- Very high (or deep) infrastructure; depth may be a problem in case of high groundwater table
Imhoff tanks are recommended for domestic or mixed wastewater flows between 50 and 20,000 population equivalents. They are able to treat high organic loads and are resistant against organic shock loads. Space requirements are low. Imhoff tanks can be used in warm and cold climates. As the tank is very high, it can be built underground if the groundwater table is low and the location is not flood prone.
As the effluent is almost odourless, it is a good option for primary treatment if subsequent treatment takes place, e.g., in open ponds, constructed wetlands or trickling filters. Gases produced in low quantities may, however, generate odours locally. Pathogen removal is low and all outputs should be treated. Appropriate protective clothing is necessary for workers who may come in contact with the effluent, scum or sludge.

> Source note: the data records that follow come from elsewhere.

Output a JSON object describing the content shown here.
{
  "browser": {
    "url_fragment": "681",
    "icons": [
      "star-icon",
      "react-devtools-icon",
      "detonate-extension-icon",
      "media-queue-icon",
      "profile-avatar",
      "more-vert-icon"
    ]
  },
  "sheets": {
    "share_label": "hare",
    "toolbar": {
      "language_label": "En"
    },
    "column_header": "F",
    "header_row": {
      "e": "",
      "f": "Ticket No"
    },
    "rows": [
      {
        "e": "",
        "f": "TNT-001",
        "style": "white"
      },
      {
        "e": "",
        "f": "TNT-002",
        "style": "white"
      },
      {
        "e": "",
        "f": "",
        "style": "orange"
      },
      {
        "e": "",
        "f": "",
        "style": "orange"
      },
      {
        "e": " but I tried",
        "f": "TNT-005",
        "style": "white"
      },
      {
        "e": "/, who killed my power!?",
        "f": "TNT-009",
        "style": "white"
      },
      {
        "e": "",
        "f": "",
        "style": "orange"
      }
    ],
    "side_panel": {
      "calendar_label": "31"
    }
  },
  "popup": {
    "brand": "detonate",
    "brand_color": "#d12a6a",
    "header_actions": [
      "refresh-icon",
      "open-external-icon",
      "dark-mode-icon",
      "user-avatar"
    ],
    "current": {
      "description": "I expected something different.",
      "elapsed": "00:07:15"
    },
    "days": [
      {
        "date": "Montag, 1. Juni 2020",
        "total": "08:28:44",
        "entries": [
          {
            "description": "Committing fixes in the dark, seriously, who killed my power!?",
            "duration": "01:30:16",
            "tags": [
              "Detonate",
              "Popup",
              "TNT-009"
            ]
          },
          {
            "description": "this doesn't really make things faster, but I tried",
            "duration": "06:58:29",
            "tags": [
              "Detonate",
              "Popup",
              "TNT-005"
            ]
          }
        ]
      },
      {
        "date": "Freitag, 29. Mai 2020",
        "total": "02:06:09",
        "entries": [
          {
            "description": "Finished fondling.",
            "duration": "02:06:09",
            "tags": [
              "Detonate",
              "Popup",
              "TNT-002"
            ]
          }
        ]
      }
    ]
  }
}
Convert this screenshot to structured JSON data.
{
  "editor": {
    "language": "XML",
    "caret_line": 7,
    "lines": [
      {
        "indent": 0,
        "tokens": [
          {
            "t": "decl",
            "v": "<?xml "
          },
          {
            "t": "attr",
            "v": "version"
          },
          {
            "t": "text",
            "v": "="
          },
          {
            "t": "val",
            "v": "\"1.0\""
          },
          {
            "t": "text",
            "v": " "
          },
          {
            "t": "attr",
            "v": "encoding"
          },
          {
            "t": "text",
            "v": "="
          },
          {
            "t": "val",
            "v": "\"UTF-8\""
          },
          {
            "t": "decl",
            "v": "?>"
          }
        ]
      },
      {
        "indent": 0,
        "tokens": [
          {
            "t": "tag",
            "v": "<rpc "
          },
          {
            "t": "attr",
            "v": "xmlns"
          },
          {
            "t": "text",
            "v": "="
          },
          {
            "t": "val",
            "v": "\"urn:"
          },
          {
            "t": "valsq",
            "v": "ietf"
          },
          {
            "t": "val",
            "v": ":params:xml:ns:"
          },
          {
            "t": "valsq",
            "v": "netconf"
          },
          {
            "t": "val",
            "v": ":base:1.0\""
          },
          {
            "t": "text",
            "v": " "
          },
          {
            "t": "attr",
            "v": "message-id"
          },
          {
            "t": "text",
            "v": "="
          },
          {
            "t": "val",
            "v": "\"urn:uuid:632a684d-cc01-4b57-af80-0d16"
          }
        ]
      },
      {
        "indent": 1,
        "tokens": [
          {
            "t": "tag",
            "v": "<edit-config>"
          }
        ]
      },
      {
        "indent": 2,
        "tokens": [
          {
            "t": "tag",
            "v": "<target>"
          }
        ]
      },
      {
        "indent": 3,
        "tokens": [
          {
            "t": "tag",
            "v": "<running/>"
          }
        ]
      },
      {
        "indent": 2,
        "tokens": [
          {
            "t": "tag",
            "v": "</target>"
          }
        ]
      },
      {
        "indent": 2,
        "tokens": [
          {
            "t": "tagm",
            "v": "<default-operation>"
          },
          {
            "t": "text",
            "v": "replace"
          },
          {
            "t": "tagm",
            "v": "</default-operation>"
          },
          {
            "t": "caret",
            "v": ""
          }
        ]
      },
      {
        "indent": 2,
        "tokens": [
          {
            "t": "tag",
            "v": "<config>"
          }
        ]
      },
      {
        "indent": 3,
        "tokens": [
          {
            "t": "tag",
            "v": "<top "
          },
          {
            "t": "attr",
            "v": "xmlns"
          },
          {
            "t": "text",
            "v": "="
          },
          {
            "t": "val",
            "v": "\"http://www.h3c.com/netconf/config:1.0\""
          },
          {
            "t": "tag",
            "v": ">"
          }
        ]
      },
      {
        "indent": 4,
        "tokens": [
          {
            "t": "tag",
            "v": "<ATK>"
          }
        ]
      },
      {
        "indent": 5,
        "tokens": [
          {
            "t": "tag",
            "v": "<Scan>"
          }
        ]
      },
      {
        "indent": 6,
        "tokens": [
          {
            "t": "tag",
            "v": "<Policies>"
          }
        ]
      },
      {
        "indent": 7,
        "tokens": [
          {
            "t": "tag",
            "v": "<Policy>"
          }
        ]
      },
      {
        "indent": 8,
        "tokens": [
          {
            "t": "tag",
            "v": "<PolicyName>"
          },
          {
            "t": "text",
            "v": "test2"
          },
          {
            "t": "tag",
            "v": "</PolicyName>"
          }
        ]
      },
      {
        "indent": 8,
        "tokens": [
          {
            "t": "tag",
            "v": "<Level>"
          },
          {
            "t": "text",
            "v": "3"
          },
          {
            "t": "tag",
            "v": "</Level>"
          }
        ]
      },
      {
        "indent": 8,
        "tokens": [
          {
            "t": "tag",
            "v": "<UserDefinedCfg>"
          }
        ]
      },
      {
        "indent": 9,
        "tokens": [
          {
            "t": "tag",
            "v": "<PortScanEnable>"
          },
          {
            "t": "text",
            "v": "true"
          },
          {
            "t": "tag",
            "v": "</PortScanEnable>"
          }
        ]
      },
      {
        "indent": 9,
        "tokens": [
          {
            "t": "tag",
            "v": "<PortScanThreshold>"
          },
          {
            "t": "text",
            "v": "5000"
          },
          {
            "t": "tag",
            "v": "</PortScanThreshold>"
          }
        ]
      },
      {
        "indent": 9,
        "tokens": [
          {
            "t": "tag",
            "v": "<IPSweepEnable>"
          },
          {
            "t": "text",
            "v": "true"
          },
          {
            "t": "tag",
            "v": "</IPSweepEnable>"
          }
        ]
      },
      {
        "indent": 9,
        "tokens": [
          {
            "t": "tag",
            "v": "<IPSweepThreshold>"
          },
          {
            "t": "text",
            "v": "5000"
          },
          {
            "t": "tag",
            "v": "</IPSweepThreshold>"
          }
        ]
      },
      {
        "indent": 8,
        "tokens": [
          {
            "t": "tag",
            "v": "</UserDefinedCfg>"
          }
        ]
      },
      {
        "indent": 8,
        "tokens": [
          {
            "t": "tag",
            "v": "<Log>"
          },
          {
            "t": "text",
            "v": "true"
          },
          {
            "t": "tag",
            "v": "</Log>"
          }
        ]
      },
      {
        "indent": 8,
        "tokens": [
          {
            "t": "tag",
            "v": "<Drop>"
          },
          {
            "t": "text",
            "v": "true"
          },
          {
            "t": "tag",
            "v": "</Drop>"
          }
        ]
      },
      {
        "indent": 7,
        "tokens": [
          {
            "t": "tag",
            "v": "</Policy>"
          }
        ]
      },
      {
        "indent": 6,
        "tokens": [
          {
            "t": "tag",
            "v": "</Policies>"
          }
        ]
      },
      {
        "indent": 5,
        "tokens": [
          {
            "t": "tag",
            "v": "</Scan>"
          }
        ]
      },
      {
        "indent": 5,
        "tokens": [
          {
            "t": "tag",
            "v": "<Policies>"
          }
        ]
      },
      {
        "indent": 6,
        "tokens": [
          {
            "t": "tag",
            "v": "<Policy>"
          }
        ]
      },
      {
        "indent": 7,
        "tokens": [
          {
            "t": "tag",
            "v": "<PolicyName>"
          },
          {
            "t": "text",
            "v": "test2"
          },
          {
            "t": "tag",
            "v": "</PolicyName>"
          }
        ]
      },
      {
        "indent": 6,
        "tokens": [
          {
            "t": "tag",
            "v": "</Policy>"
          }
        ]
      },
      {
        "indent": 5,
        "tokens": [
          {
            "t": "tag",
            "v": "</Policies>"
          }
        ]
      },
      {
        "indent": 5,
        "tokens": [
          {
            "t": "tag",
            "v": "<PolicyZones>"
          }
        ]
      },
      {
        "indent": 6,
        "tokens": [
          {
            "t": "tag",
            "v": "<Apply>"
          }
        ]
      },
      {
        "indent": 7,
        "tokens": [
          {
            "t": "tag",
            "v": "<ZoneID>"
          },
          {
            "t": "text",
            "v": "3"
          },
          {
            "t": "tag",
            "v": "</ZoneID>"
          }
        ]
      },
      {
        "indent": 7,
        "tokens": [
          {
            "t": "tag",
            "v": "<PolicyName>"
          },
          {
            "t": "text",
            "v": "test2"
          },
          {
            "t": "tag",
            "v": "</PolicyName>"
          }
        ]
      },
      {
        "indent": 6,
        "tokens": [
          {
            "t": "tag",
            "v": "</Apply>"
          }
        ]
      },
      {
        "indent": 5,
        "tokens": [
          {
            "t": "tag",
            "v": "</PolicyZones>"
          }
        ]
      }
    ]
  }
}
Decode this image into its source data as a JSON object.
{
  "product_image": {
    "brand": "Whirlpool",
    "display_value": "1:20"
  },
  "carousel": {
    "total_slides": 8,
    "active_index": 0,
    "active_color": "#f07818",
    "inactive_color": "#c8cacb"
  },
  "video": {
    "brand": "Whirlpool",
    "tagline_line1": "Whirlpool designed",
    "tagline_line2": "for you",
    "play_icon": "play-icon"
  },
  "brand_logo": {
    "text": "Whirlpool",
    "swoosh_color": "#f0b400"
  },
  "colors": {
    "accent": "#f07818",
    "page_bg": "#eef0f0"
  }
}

Operation & Maintenance
Operation and maintenance are possible at low cost, if trained personnel are in charge. Flow paths have to be kept open and cleaned out weekly, while scum in the settling compartment and the gas vents has to be removed daily if necessary. Stabilized sludge from the bottom of the digestion compartment should be removed according to the design. A minimum clearance of 50 cm between the sludge blanket and the slot of the settling chamber has to be ensured at all times.
- Alexandre, O., Boutin, C., Duchène, Ph., Lagrange, C., Lakel, A., Liénard, A. and Orditz, D. (1998). Filières d’épuration adaptées aux petites collectivités. Document technique FNDAE n°22, Cemagref, Lyon, FR.
- Available at: epnac.irstea.fr
- Herrera, A. (2006). Rehabilitation of the Imhoff Tank Treatment Plant in Las Vegas, Santa Barbara Honduras, Central America. Master thesis, Department of Civil, Architectural and Environmental Engineering, University of Texas, Austin, US. (Case study providing general information about Imhoff tanks and insights into implementation and operational problems. Recommendations for O&M are provided.)
- McLean, R. C. (2009). Honduras Wastewater Treatment: Chemically Enhanced Primary Treatment and Sustainable Secondary Treatment Technologies for Use with Imhoff Tanks. Master thesis, Department of Civil and Environmental Engineering, Massachusetts Institute of Technology, Cambridge, US. (Case study including a detailed description of the functionality of the Imhoff tank)
- Ulrich, A. (Ed.), Reuter, S. (Ed.), Gutterer, B. (Ed.), Sasse, L., Panzerbieter, T. and Reckerzügel, T. (2009). Decentralised Wastewater Treatment Systems (DEWATS) and Sanitation in Developing Countries. A Practical Guide. WEDC, Loughborough University, Leicestershire, UK. (Comprehensive handbook about planning and implementation of decentralized wastewater treatment options. It includes case studies and Excel spreadsheets for design calculations.)
- WSP (Ed.) (2008). Philippines Sanitation Sourcebook and Decision Aid. Water and Sanitation Program, Washington, D.C., US. (Basic information about low-cost decentralized sanitation technologies for decision makers. Presents fact sheets about 23 selected options, including the Imhoff tank.)
- Available at: documents.worldbank.org/curated/en/home
The material on this page was adapted from:
Elizabeth Tilley, Lukas Ulrich, Christoph Lüthi, Philippe Reymond and Christian Zurbrügg (2014). Compendium of Sanitation Systems and Technologies, published by Sandec, the Department of Water and Sanitation in Developing Countries of Eawag, the Swiss Federal Institute of Aquatic Science and Technology, Dübendorf, Switzerland.
The 2nd edition publication is available in English. French and Spanish are yet to come.